Kneading is an essential skill to have in your repertoire and is used across a huge variety of different doughs. The skill can be up to interpretation with the main goal of tearing and stretching the gluten strands. The main techniques I would use are:Pushing and pulling: with the heel of your hand push the dough away from you across the worktop (as you knead the dough this will become more elastic and you'll be able to get a longer stretch), pull the elongated bit of dough back to the centre and turn to the right. Repeat the process for as long as the recipe requires.
Flipping and Turning: grabbing the far side pick up the dough and let it hang in front of you. Flip the bottom end of the dough onto the work surface, and whilst still holding the dough, fold it over the anchored section on the counter. Pause. Repeat the process by turning the seam which is currently horizontal to the right or left, so that the seam is now running vertically once more. Repeat the process for as long as the recipe requires.
Once you have kneaded your dough, the key things to look for are elasticity and smoothness. You will also begin to smell an aroma from the dough of the beef dripping and the yeast. To the touch, the dough will be sticky but won't leave any dough on your hands or the sides of the bowl.
A dough that has been kneaded as much as this one creates a lovely pillowy texture, allowing the yeast to create lots of pockets of carbon dioxide in the elastic dough giving the bread a high rise and light texture.

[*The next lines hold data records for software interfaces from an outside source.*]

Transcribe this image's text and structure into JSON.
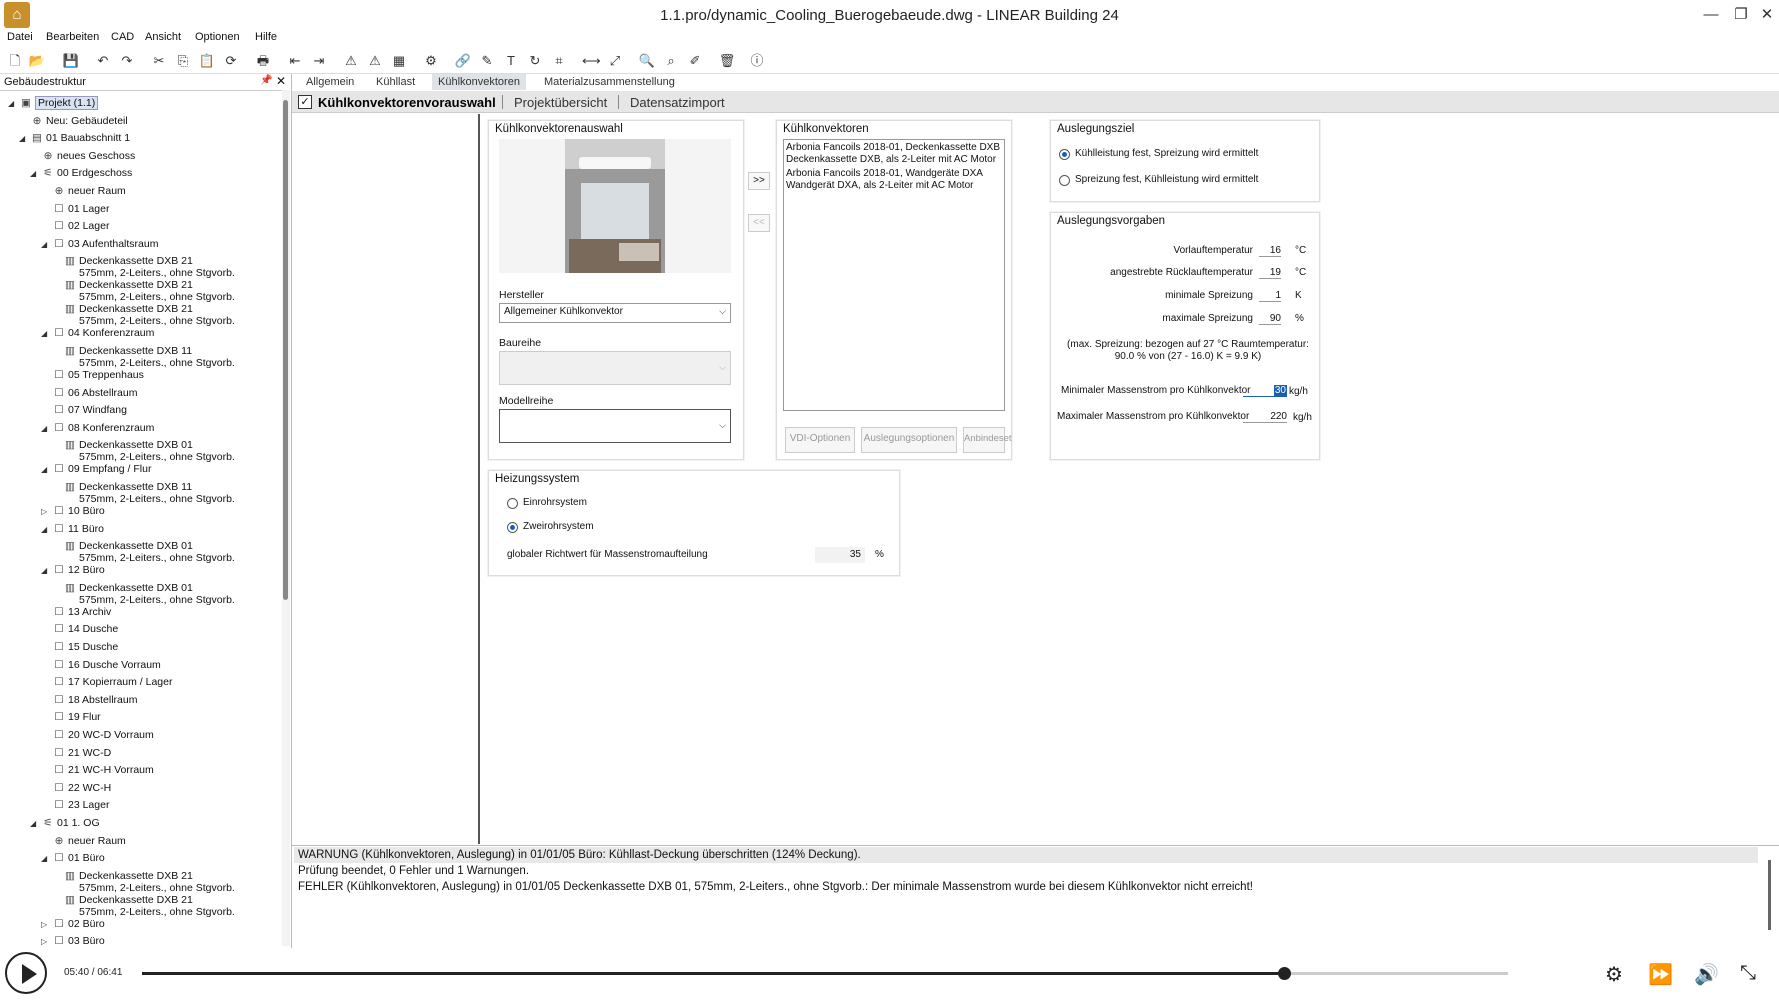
{
  "window": {
    "title": "1.1.pro/dynamic_Cooling_Buerogebaeude.dwg - LINEAR Building 24",
    "app_icon": "linear-app-icon"
  },
  "menu": [
    "Datei",
    "Bearbeiten",
    "CAD",
    "Ansicht",
    "Optionen",
    "Hilfe"
  ],
  "left_panel": {
    "title": "Gebäudestruktur",
    "tree": [
      {
        "d": 0,
        "t": "Projekt (1.1)",
        "i": "project",
        "tw": "open",
        "sel": true
      },
      {
        "d": 1,
        "t": "Neu: Gebäudeteil",
        "i": "plus"
      },
      {
        "d": 1,
        "t": "01 Bauabschnitt 1",
        "i": "section",
        "tw": "open"
      },
      {
        "d": 2,
        "t": "neues Geschoss",
        "i": "plus"
      },
      {
        "d": 2,
        "t": "00 Erdgeschoss",
        "i": "floor",
        "tw": "open"
      },
      {
        "d": 3,
        "t": "neuer Raum",
        "i": "plus"
      },
      {
        "d": 3,
        "t": "01 Lager",
        "i": "room"
      },
      {
        "d": 3,
        "t": "02 Lager",
        "i": "room"
      },
      {
        "d": 3,
        "t": "03 Aufenthaltsraum",
        "i": "room",
        "tw": "open"
      },
      {
        "d": 4,
        "t": "Deckenkassette DXB 21",
        "t2": "575mm, 2-Leiters., ohne Stgvorb.",
        "i": "unit"
      },
      {
        "d": 4,
        "t": "Deckenkassette DXB 21",
        "t2": "575mm, 2-Leiters., ohne Stgvorb.",
        "i": "unit"
      },
      {
        "d": 4,
        "t": "Deckenkassette DXB 21",
        "t2": "575mm, 2-Leiters., ohne Stgvorb.",
        "i": "unit"
      },
      {
        "d": 3,
        "t": "04 Konferenzraum",
        "i": "room",
        "tw": "open"
      },
      {
        "d": 4,
        "t": "Deckenkassette DXB 11",
        "t2": "575mm, 2-Leiters., ohne Stgvorb.",
        "i": "unit"
      },
      {
        "d": 3,
        "t": "05 Treppenhaus",
        "i": "room"
      },
      {
        "d": 3,
        "t": "06 Abstellraum",
        "i": "room"
      },
      {
        "d": 3,
        "t": "07 Windfang",
        "i": "room"
      },
      {
        "d": 3,
        "t": "08 Konferenzraum",
        "i": "room",
        "tw": "open"
      },
      {
        "d": 4,
        "t": "Deckenkassette DXB 01",
        "t2": "575mm, 2-Leiters., ohne Stgvorb.",
        "i": "unit"
      },
      {
        "d": 3,
        "t": "09 Empfang / Flur",
        "i": "room",
        "tw": "open"
      },
      {
        "d": 4,
        "t": "Deckenkassette DXB 11",
        "t2": "575mm, 2-Leiters., ohne Stgvorb.",
        "i": "unit"
      },
      {
        "d": 3,
        "t": "10 Büro",
        "i": "room",
        "tw": "closed"
      },
      {
        "d": 3,
        "t": "11 Büro",
        "i": "room",
        "tw": "open"
      },
      {
        "d": 4,
        "t": "Deckenkassette DXB 01",
        "t2": "575mm, 2-Leiters., ohne Stgvorb.",
        "i": "unit"
      },
      {
        "d": 3,
        "t": "12 Büro",
        "i": "room",
        "tw": "open"
      },
      {
        "d": 4,
        "t": "Deckenkassette DXB 01",
        "t2": "575mm, 2-Leiters., ohne Stgvorb.",
        "i": "unit"
      },
      {
        "d": 3,
        "t": "13 Archiv",
        "i": "room"
      },
      {
        "d": 3,
        "t": "14 Dusche",
        "i": "room"
      },
      {
        "d": 3,
        "t": "15 Dusche",
        "i": "room"
      },
      {
        "d": 3,
        "t": "16 Dusche Vorraum",
        "i": "room"
      },
      {
        "d": 3,
        "t": "17 Kopierraum / Lager",
        "i": "room"
      },
      {
        "d": 3,
        "t": "18 Abstellraum",
        "i": "room"
      },
      {
        "d": 3,
        "t": "19 Flur",
        "i": "room"
      },
      {
        "d": 3,
        "t": "20 WC-D Vorraum",
        "i": "room"
      },
      {
        "d": 3,
        "t": "21 WC-D",
        "i": "room"
      },
      {
        "d": 3,
        "t": "21 WC-H Vorraum",
        "i": "room"
      },
      {
        "d": 3,
        "t": "22 WC-H",
        "i": "room"
      },
      {
        "d": 3,
        "t": "23 Lager",
        "i": "room"
      },
      {
        "d": 2,
        "t": "01 1. OG",
        "i": "floor",
        "tw": "open"
      },
      {
        "d": 3,
        "t": "neuer Raum",
        "i": "plus"
      },
      {
        "d": 3,
        "t": "01 Büro",
        "i": "room",
        "tw": "open"
      },
      {
        "d": 4,
        "t": "Deckenkassette DXB 21",
        "t2": "575mm, 2-Leiters., ohne Stgvorb.",
        "i": "unit"
      },
      {
        "d": 4,
        "t": "Deckenkassette DXB 21",
        "t2": "575mm, 2-Leiters., ohne Stgvorb.",
        "i": "unit"
      },
      {
        "d": 3,
        "t": "02 Büro",
        "i": "room",
        "tw": "closed"
      },
      {
        "d": 3,
        "t": "03 Büro",
        "i": "room",
        "tw": "closed"
      }
    ]
  },
  "tabs": [
    "Allgemein",
    "Kühllast",
    "Kühlkonvektoren",
    "Materialzusammenstellung"
  ],
  "subtabs": [
    "Kühlkonvektorenvorauswahl",
    "Projektübersicht",
    "Datensatzimport"
  ],
  "selection": {
    "title": "Kühlkonvektorenauswahl",
    "hersteller_label": "Hersteller",
    "hersteller_value": "Allgemeiner Kühlkonvektor",
    "baureihe_label": "Baureihe",
    "baureihe_value": "",
    "modellreihe_label": "Modellreihe",
    "modellreihe_value": ""
  },
  "transfer": {
    "add": ">>",
    "remove": "<<"
  },
  "convectors": {
    "title": "Kühlkonvektoren",
    "items": [
      {
        "l1": "Arbonia Fancoils 2018-01, Deckenkassette DXB",
        "l2": "Deckenkassette DXB, als 2-Leiter mit AC Motor"
      },
      {
        "l1": "Arbonia Fancoils 2018-01, Wandgeräte DXA",
        "l2": "Wandgerät DXA, als 2-Leiter mit AC Motor"
      }
    ],
    "buttons": [
      "VDI-Optionen",
      "Auslegungsoptionen",
      "Anbindeset"
    ]
  },
  "ziel": {
    "title": "Auslegungsziel",
    "options": [
      "Kühlleistung fest, Spreizung wird ermittelt",
      "Spreizung fest, Kühlleistung wird ermittelt"
    ],
    "selected": 0
  },
  "vorgaben": {
    "title": "Auslegungsvorgaben",
    "rows": [
      {
        "label": "Vorlauftemperatur",
        "value": "16",
        "unit": "°C"
      },
      {
        "label": "angestrebte Rücklauftemperatur",
        "value": "19",
        "unit": "°C"
      },
      {
        "label": "minimale Spreizung",
        "value": "1",
        "unit": "K"
      },
      {
        "label": "maximale Spreizung",
        "value": "90",
        "unit": "%"
      }
    ],
    "note1": "(max. Spreizung: bezogen auf 27 °C Raumtemperatur:",
    "note2": "90.0 % von (27 - 16.0) K = 9.9 K)",
    "min_label": "Minimaler Massenstrom pro Kühlkonvektor",
    "min_value": "30",
    "min_unit": "kg/h",
    "max_label": "Maximaler Massenstrom pro Kühlkonvektor",
    "max_value": "220",
    "max_unit": "kg/h"
  },
  "heizung": {
    "title": "Heizungssystem",
    "options": [
      "Einrohrsystem",
      "Zweirohrsystem"
    ],
    "selected": 1,
    "richtwert_label": "globaler Richtwert für Massenstromaufteilung",
    "richtwert_value": "35",
    "richtwert_unit": "%"
  },
  "log": [
    "WARNUNG (Kühlkonvektoren, Auslegung) in 01/01/05 Büro: Kühllast-Deckung überschritten (124% Deckung).",
    "Prüfung beendet, 0 Fehler und 1 Warnungen.",
    "FEHLER (Kühlkonvektoren, Auslegung) in 01/01/05 Deckenkassette DXB 01, 575mm, 2-Leiters., ohne Stgvorb.: Der minimale Massenstrom wurde bei diesem Kühlkonvektor nicht erreicht!"
  ],
  "video": {
    "time": "05:40 / 06:41",
    "progress": 0.836
  },
  "colors": {
    "accent": "#1a5fb4",
    "tab_active": "#dfe3e8",
    "log_highlight": "#e8e8e8"
  }
}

Great places to leave your dough to proofAiring cupboardWarm window ledgeWarm kitchenAn oven on the lowest setting with the door openProofing draw

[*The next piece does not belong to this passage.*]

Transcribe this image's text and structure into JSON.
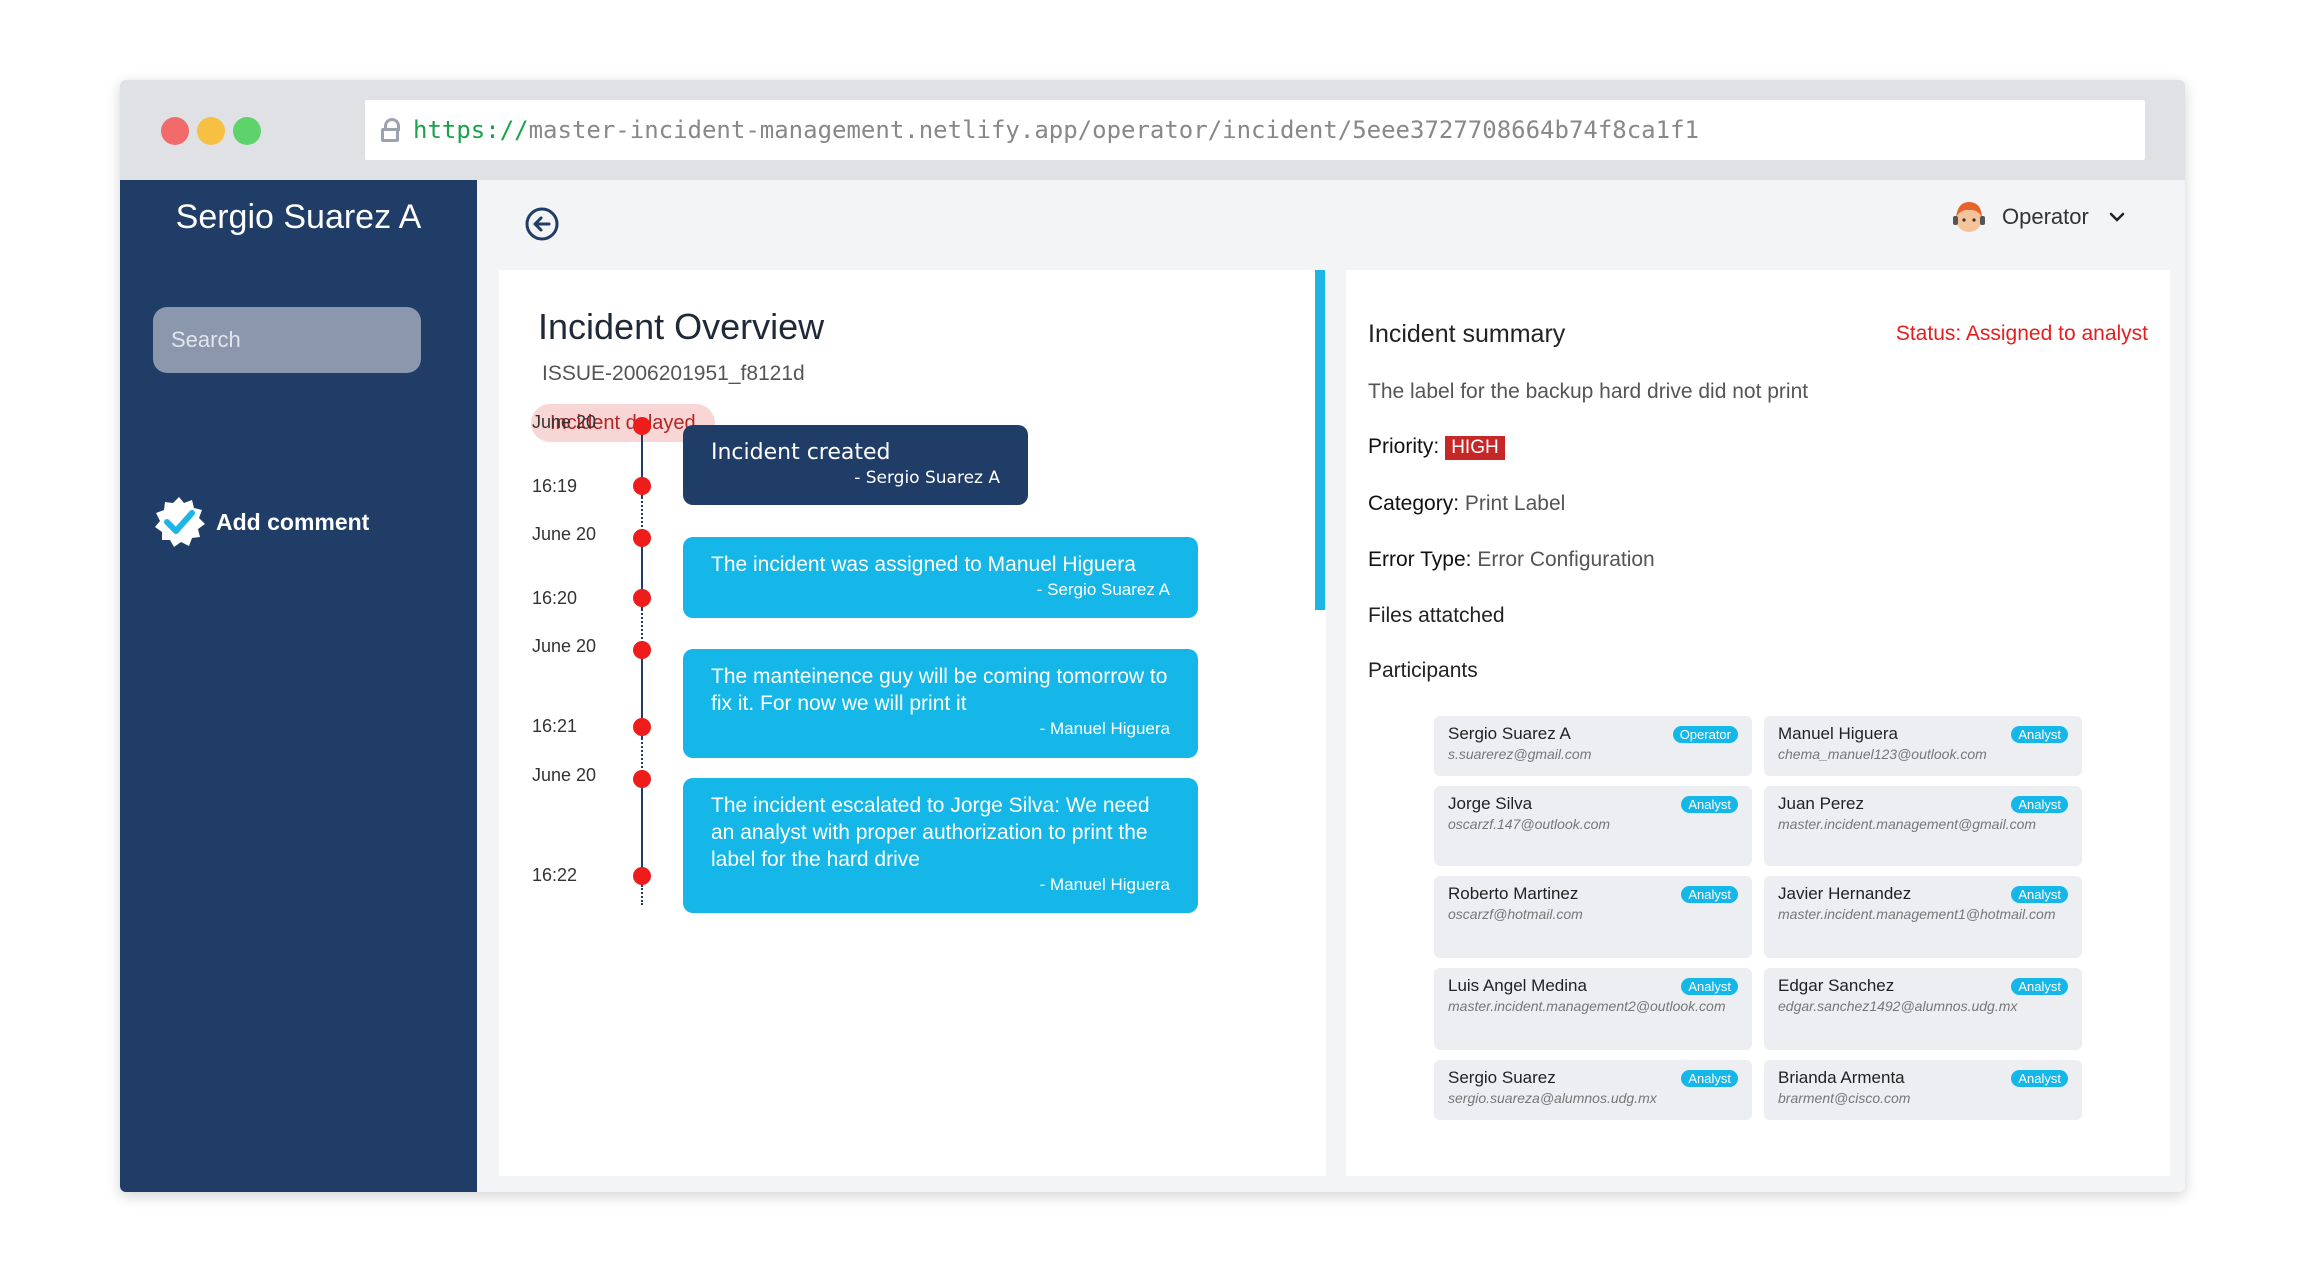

If your bread hasn't risen enough, just leave it for slightly longer to prove further it may also be worth finding a warmer location in your house.
We have achieved the rise we are looking for from the yeast feeding off of the sugars in our dough creating a bi-product of carbon dioxide.
When weighing out and dividing your dough, ensure you get four equal sizes. It's ok to give and take from each piece to ensure everything is even.
Take your time when shaping the dough as this is the last time you will be working the bread. Make sure you create a taut and smooth top to the dough ball which will give us the even rise and baking we are looking for.
Follow this step by step guide if you are unsure of the shaping technique:
If the dough has a quick spring to it when pressed at this stage we know it has proved properly.
Patting the dough down at this stage encourages the dough to proof properly and fill our baking dish. It is also an essential step in creating the batch bread and achieving the iconic crustless sides.
Be careful when adding the water to your hot oven as the steam will come back out of the oven very quickly.
Steam in the baking process is incredibly important helping us achieve several things. Firstly it allows the bread to reach a high temperature much more quickly and begin that baking process. The steam also keeps the exposed areas of the dough moist leaving plenty of elasticity in the oven spring or initial rise. As well as keeping the elasticity at the start of the baking process, later on the moisture helps us achieve the iconic crust by working with the starch in the flour.
Don't be alarmed by the dark crust (almost burnt looking) this is exactly what we want.
"The hollow sound" The reason bread sounds hollow and becomes light when picked up is due to the interior becoming fully set and the sponge becoming open. If your loaf is undercooked and feels heavy and dense, often the inside of the bread will still have a continuous gluten mass with air bubbles embedded into the raw dough.
When pulling apart the loaves you're looking for the dark crust on top and a pillowy almost candy floss-like texture.
If you are finding this loaf difficult to cut follow these tips:
Let the teeth on the knife do the work, apply as little pressure as possible using a long sawing motion to cut the slices
If you stand straight you'll cut straight. If you stand square to your chopping board with the knife by your side you will keep control of the knife and slice straight.